Horses, for all their size and power, are delicate, sensitive animals. For sport horses and other equine athletes, the difference between a great performer and a disabled pasture pet can be a very fine line. While physical injuries and ailments like colic are easily recognizable, signs of respiratory disorders can be very subtle, especially in the early stages. Yet, respiratory disease can have as much or even greater impact on the horse’s well-being and performance than many more obvious problems.
The classic picture of risk is a mature horse (usually 6 or older) who is stabled during the winter. However, any horse can develop airway inflammation that can progress to serious disease over time. While it is always essential to watch your horse for subtle signs of illness, it is also important to understand that significant airway disease may be present long before obvious symptoms occur.
One study of horses of all ages housed in a conventional stable found that-although the horses all appeared perfectly healthy, were performing well, and had no outward signs of lung problems-all of them had microscopic evidence of inflammatory airway disease.
This suggests that any horse can develop respiratory problems. Housing, feed, bedding, weather, and activity are all factors that influence the risk for any individual horse. Horses involved in high-intensity activities are particularly susceptible, especially if they live, train, or work in cold-weather conditions. Exercising in frigid temperatures has been shown to cause inflammation in the lungs and airways, and may be a large factor in the development of respiratory infections and asthma.
Signs of respiratory problems include poor performance, tiring more easily, taking longer for breathing to return to normal after exercise, increased breathing rate or effort, increased nasal mucus, increased snorting, coughing, and wheezing. These signs can be extremely subtle. They may be almost unnoticeable, since they can develop gradually over time. If your horse is not performing at its peak and no other reason can be found, respiratory disease could be to blame.
Equine respiratory diseases are usually environmentally based. Allergies to dust, mold, mites, or other airborne particles frequently occur. Hay and straw are the most common sources of these particles. When mold spores, pollens, mites, or other particles are inhaled, the respiratory lining cells secrete mucus to try to lift and discharge the particles, thus stimulating the horse to blow them out (snort) or cough.
Respiratory allergies develop when the horse inhales certain particles, including dust and storage mites, molds, and pollens, and the immune system reacts extra-strongly to them. Some allergies are present from birth, but others develop over time, with chronic exposure. This is why problems are seen most often in older horses.
When airborne allergens get down into the airways, they irritate the cells and cause mucus secretion, which will trigger a snort or cough. However, if the horse is allergic to one or more of these particle types, inhaling them will also cause inflammation. Large numbers of white blood cells move into the area. Some of these cells secrete chemicals that cause swelling. Others produce antibodies to the allergen(s); this causes even more inflammation. Because of the mucus and inflammation, less air can get through. To make matters worse, smooth muscles in the walls of the lower airways constrict to prevent the allergens from passing further down into the lungs.

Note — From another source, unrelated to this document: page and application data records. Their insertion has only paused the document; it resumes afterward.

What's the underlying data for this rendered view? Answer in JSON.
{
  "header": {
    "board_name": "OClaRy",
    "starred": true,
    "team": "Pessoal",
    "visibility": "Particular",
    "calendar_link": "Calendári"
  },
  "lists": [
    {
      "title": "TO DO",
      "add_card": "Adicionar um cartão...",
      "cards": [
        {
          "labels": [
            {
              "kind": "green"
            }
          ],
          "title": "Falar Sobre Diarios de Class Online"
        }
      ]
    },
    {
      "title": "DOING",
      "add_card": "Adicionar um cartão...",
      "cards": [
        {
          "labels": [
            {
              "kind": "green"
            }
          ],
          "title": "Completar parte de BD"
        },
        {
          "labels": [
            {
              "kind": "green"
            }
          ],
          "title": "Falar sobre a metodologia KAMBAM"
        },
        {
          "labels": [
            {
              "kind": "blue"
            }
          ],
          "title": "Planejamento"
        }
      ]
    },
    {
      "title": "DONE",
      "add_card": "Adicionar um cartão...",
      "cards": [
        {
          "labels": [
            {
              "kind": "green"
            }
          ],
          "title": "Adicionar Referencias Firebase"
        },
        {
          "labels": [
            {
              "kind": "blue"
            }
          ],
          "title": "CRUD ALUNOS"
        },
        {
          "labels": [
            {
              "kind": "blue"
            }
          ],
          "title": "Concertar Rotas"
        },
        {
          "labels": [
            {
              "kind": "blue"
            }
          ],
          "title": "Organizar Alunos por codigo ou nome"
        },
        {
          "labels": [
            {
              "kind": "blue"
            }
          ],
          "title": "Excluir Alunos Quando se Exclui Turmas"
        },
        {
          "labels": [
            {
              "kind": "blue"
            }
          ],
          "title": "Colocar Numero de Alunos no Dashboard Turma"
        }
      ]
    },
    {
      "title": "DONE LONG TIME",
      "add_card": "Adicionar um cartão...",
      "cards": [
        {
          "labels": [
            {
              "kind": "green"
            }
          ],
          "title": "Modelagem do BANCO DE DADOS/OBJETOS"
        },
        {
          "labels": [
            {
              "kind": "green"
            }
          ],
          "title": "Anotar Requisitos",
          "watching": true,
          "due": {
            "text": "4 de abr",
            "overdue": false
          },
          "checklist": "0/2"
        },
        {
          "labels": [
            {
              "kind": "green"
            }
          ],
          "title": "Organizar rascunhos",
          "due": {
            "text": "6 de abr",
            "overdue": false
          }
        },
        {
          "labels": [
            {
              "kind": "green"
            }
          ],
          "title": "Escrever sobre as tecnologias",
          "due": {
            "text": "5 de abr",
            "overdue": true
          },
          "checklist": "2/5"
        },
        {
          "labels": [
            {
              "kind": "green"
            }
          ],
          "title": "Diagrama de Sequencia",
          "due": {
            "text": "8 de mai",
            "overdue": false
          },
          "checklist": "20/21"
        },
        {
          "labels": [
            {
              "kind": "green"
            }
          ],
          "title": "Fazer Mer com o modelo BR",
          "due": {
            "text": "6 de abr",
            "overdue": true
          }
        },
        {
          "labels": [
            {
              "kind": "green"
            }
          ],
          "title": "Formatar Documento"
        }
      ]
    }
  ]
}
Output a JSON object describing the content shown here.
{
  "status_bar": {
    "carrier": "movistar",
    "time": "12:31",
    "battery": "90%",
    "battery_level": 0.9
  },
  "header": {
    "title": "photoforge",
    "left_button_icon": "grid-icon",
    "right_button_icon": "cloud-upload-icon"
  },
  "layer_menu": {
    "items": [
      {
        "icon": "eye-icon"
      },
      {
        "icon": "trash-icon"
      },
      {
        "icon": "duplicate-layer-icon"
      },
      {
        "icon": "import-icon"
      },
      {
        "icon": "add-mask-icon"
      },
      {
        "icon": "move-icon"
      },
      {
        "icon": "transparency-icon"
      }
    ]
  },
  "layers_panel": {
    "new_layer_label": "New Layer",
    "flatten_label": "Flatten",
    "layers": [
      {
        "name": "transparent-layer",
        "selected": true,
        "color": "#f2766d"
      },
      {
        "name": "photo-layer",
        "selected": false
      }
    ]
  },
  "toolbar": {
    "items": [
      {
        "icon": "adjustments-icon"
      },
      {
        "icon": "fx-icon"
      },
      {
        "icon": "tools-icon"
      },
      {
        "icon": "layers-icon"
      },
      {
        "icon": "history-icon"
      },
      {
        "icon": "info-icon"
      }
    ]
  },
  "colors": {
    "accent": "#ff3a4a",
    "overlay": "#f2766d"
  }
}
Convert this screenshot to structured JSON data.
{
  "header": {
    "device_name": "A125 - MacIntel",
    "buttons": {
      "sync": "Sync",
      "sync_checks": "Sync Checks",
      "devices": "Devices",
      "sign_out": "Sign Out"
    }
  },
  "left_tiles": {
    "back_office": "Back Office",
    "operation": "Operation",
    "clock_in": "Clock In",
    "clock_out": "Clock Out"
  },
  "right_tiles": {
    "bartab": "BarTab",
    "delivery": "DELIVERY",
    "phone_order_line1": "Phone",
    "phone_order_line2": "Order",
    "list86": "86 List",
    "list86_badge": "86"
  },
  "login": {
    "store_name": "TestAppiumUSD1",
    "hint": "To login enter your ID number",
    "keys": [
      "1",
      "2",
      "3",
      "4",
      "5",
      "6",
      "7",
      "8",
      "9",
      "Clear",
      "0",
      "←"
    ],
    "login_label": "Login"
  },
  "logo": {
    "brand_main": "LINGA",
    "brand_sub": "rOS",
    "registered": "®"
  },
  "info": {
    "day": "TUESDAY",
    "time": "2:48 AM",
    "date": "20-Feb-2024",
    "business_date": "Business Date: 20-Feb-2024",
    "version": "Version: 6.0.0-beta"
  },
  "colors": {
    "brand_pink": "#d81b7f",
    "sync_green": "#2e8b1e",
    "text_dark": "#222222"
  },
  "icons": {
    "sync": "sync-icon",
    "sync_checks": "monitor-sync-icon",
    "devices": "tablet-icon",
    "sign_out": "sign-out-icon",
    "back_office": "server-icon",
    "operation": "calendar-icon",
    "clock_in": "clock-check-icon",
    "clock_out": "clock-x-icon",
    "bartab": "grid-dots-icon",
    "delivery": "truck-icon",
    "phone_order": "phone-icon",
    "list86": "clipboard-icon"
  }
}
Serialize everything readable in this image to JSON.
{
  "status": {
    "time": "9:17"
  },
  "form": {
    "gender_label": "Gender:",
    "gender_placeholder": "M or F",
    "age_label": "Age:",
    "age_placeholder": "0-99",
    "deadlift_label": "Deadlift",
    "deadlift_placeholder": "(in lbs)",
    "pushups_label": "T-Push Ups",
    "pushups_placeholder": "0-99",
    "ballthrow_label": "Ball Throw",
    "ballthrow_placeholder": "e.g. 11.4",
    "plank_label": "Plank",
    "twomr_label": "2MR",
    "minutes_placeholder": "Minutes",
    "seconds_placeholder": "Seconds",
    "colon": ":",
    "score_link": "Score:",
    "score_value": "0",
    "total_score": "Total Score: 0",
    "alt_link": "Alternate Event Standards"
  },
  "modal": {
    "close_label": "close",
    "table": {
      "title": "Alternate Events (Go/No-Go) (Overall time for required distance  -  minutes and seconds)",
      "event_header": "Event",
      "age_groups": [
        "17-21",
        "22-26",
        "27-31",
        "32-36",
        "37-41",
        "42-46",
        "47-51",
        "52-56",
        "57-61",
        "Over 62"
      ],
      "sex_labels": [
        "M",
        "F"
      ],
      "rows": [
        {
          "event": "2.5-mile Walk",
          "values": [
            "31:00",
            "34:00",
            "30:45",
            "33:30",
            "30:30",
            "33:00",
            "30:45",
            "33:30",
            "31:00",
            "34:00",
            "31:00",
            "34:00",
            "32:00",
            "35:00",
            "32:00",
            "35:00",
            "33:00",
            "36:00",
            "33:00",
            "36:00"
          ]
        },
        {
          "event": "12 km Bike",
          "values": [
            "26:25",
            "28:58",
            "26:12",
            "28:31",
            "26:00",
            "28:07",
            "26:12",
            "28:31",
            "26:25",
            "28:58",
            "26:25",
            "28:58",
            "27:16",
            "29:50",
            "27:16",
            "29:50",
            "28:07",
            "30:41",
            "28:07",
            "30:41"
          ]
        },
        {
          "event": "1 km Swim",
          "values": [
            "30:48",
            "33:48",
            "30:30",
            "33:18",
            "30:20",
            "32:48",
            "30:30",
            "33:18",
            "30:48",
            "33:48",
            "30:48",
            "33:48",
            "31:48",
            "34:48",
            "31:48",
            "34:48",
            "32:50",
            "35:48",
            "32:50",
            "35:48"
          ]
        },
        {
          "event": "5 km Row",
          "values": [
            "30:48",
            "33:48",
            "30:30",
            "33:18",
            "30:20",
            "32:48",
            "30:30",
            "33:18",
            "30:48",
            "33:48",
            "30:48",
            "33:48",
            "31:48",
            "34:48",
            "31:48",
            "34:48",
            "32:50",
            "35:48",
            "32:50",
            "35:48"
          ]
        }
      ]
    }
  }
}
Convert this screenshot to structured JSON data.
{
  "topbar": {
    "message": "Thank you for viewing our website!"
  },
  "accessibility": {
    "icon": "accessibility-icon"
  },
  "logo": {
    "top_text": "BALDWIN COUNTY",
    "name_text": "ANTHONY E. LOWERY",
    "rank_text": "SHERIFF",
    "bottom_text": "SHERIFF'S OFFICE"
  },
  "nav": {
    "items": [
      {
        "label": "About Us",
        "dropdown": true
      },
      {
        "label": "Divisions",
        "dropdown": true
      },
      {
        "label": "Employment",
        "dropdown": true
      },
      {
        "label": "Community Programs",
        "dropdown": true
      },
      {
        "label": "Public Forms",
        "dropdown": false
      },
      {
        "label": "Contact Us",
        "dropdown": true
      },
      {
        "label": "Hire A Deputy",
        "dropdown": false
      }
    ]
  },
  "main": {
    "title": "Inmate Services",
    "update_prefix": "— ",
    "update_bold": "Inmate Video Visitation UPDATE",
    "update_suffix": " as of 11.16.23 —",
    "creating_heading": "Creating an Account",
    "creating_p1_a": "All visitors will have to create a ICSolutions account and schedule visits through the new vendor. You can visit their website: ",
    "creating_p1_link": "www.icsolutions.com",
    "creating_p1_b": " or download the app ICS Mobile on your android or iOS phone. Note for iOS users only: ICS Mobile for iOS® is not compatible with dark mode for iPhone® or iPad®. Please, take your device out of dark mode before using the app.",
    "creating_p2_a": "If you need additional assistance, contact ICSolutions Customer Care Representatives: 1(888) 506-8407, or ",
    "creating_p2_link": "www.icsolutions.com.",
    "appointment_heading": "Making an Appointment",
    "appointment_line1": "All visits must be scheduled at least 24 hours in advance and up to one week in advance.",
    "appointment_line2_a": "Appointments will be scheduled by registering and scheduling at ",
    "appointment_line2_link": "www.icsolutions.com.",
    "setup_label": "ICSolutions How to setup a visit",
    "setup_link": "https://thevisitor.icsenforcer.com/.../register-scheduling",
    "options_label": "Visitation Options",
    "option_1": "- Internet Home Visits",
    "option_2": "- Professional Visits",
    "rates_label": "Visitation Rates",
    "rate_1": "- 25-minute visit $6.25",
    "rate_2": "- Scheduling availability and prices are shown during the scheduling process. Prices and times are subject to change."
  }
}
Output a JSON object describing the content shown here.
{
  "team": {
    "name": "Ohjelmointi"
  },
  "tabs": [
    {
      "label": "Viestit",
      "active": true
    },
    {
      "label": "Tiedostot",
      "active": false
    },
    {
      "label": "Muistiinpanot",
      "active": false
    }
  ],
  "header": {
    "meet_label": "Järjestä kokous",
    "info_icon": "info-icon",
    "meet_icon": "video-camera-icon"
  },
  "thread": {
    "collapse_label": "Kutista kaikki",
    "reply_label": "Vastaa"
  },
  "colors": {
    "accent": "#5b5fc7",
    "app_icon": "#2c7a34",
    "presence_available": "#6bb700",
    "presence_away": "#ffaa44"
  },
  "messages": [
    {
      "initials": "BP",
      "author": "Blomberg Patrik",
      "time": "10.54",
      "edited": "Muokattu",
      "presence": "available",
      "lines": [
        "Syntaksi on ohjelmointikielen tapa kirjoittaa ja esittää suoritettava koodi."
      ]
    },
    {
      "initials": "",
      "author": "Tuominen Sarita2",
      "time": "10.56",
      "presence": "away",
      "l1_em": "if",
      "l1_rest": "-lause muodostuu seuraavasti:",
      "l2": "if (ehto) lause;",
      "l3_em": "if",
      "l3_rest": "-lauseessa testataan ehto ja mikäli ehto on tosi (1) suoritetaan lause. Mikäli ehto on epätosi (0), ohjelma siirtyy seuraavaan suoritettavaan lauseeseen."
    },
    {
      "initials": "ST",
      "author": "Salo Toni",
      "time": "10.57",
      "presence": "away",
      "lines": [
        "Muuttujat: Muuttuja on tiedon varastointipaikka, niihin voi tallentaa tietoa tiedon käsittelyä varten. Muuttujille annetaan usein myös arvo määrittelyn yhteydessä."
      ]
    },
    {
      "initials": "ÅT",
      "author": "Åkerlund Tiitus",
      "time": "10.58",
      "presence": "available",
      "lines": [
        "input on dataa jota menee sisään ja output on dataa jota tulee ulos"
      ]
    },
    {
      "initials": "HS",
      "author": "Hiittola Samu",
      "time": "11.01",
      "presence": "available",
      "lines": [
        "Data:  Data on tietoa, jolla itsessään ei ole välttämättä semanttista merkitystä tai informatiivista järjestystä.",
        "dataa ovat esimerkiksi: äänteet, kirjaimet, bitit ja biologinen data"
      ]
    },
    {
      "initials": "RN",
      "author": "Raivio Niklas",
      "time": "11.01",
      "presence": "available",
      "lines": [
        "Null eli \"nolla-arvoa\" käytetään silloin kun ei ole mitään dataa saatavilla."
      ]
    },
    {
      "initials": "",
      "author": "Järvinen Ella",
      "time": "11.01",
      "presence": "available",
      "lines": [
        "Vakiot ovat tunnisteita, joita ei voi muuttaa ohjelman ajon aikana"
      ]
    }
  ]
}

This reduces the amount of total air space in the airways and lungs. Wheezing and coughing occur, which then worsen the irritation and inflammation in the lungs. It is a vicious circle in which the body’s own defenses ultimately cause the most harm.
With mild allergies, symptoms may seem minor (or may not even be noticeable), and not affect the horse’s performance; but the problem tends to get worse over time. Therefore, it’s best to take preventive action early-before the allergic reaction gets worse.
It’s worth noting that every exposure to the allergen causes inflammation that lasts for days, so horses that are outside during the day and only exposed to dust and allergens in the stable at night or in the arena are still at risk.
If not brought under control, airway inflammation can lead to Inflammatory Airway Disease (IAD), Reactive Airway Disease (RAD, also called Chronic Obstructive Pulmonary Disease–COPD–or “heaves.”)
Environmental management is crucial to preventing and managing these horses. Excellent hygiene, good ventilation, and clean feed are the basics. Beyond environment, holistic care, such as giving herbs with antioxidant and anti-inflammatory properties can also be very helpful, and may go a long way toward preventing the development of career-ending respiratory disease.
Last update on 2021-06-19 / Affiliate links / Images from Amazon Product Advertising API